## Exercise materials:
*** Block opens ***

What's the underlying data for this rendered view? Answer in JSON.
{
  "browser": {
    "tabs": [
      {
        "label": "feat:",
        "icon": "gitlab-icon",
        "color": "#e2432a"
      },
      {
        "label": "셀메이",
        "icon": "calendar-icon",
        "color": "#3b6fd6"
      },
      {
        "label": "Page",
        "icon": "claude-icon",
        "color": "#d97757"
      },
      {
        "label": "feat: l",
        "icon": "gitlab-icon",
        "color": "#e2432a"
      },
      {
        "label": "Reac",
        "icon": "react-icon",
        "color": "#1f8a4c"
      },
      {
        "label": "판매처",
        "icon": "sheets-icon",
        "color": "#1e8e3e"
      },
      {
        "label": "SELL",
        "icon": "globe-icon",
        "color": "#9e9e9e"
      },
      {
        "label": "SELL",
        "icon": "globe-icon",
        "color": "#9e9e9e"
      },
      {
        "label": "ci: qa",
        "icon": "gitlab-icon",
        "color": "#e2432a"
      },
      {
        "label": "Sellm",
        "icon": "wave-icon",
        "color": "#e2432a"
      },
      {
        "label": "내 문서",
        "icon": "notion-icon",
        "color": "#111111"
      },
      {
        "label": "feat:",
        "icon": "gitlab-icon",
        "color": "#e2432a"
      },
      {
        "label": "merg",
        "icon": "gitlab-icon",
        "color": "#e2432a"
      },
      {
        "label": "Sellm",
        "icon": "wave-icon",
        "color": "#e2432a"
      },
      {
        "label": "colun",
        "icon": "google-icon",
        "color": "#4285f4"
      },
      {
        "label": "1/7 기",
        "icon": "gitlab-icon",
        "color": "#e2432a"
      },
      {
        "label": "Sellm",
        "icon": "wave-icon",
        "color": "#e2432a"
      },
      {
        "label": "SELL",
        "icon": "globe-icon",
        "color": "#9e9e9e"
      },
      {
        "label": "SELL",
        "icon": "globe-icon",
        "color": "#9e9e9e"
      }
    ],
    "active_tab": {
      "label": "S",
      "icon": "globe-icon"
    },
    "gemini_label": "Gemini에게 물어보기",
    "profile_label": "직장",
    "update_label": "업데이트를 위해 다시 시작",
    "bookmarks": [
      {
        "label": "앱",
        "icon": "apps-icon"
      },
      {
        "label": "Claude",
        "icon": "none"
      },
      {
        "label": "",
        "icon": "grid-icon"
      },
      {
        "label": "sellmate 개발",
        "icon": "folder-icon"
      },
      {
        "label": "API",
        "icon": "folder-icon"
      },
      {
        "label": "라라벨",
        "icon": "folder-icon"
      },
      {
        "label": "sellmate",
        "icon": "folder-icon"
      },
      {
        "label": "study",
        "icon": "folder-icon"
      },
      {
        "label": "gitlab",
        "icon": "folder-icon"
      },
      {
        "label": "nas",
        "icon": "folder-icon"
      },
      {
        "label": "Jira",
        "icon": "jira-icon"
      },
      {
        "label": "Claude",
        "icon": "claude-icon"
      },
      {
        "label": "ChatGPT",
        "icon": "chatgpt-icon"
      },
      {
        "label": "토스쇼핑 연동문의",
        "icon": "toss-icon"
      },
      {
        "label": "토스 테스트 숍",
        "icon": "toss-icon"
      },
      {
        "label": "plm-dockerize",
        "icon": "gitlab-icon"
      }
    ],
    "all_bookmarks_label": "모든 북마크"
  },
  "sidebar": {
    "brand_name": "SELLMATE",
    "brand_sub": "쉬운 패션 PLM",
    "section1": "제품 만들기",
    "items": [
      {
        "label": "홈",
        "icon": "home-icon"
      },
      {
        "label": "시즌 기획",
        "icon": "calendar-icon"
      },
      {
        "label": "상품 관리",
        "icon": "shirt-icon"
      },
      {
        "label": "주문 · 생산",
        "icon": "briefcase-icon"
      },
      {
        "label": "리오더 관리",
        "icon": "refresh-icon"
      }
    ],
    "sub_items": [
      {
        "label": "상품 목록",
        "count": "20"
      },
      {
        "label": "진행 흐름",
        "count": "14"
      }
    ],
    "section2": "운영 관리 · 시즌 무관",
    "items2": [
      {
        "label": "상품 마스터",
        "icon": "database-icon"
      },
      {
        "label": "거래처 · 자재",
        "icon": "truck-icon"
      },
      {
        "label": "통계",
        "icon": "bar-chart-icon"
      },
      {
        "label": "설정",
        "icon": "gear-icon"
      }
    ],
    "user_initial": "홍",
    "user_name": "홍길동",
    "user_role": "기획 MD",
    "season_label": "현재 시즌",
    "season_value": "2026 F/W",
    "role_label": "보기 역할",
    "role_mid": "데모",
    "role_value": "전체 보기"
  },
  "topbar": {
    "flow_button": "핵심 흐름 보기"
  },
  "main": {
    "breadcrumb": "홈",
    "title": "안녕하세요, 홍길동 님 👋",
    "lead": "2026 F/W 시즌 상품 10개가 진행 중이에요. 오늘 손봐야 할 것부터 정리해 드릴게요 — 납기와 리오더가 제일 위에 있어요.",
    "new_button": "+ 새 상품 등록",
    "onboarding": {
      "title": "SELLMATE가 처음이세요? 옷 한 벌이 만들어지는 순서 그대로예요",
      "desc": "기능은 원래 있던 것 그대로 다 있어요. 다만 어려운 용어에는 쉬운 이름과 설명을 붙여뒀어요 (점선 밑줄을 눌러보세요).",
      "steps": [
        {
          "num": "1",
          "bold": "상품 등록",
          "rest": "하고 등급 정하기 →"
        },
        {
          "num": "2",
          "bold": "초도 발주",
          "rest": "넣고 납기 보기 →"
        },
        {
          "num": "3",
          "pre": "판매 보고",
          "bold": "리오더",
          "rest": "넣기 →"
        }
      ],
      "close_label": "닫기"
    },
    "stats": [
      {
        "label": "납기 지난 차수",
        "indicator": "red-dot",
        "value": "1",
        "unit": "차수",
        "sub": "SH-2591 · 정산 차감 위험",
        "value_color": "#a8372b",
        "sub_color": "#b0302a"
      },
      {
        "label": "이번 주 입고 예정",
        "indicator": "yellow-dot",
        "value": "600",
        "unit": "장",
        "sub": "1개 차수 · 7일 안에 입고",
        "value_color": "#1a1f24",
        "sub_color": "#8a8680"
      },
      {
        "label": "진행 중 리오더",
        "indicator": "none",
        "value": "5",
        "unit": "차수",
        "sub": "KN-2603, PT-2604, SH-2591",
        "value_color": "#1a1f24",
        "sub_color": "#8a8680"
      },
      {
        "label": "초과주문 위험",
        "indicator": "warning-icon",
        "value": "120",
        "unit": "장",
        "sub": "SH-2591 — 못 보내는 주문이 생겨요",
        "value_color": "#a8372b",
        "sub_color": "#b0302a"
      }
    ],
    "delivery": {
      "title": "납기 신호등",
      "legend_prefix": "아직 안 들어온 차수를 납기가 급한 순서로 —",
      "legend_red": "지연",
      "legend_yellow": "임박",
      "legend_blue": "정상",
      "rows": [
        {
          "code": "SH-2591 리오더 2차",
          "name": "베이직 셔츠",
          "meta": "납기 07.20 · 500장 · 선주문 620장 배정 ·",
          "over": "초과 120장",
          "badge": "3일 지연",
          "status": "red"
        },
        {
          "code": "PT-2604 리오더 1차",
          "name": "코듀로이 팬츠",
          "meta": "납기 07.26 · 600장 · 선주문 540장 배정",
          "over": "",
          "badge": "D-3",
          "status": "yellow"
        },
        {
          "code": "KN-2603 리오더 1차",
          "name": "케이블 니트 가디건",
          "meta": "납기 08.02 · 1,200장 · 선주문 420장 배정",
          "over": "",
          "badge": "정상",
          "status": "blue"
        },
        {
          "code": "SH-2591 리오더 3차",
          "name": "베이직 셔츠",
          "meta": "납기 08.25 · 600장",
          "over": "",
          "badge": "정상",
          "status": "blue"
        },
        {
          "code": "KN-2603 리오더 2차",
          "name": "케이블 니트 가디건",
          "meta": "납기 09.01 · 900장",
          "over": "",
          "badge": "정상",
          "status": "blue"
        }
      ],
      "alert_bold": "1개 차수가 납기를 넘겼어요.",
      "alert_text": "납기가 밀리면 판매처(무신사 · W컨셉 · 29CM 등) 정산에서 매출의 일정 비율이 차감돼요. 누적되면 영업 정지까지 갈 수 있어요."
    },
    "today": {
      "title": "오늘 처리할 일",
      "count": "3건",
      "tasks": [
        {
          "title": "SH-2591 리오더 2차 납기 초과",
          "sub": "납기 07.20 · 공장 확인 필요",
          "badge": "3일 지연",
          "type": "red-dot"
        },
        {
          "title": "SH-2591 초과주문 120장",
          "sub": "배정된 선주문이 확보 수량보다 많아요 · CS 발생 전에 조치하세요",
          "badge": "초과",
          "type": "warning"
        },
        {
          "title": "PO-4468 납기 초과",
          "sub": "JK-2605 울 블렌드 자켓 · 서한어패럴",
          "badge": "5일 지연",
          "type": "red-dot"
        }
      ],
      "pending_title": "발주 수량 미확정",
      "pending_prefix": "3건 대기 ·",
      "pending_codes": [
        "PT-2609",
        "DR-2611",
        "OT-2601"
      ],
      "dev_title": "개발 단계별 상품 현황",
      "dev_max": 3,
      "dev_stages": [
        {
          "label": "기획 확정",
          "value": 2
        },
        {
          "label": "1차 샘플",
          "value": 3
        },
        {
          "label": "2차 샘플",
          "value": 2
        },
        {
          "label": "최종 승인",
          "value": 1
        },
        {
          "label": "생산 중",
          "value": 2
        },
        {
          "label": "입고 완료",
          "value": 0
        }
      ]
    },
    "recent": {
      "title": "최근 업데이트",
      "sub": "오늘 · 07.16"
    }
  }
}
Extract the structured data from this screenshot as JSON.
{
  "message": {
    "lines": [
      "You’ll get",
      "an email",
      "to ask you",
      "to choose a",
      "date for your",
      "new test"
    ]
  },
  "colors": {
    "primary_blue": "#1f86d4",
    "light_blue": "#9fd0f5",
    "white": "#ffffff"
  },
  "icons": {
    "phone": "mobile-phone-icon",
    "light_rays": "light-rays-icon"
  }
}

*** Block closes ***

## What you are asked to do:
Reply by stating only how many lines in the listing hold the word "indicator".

## Exercise response:
4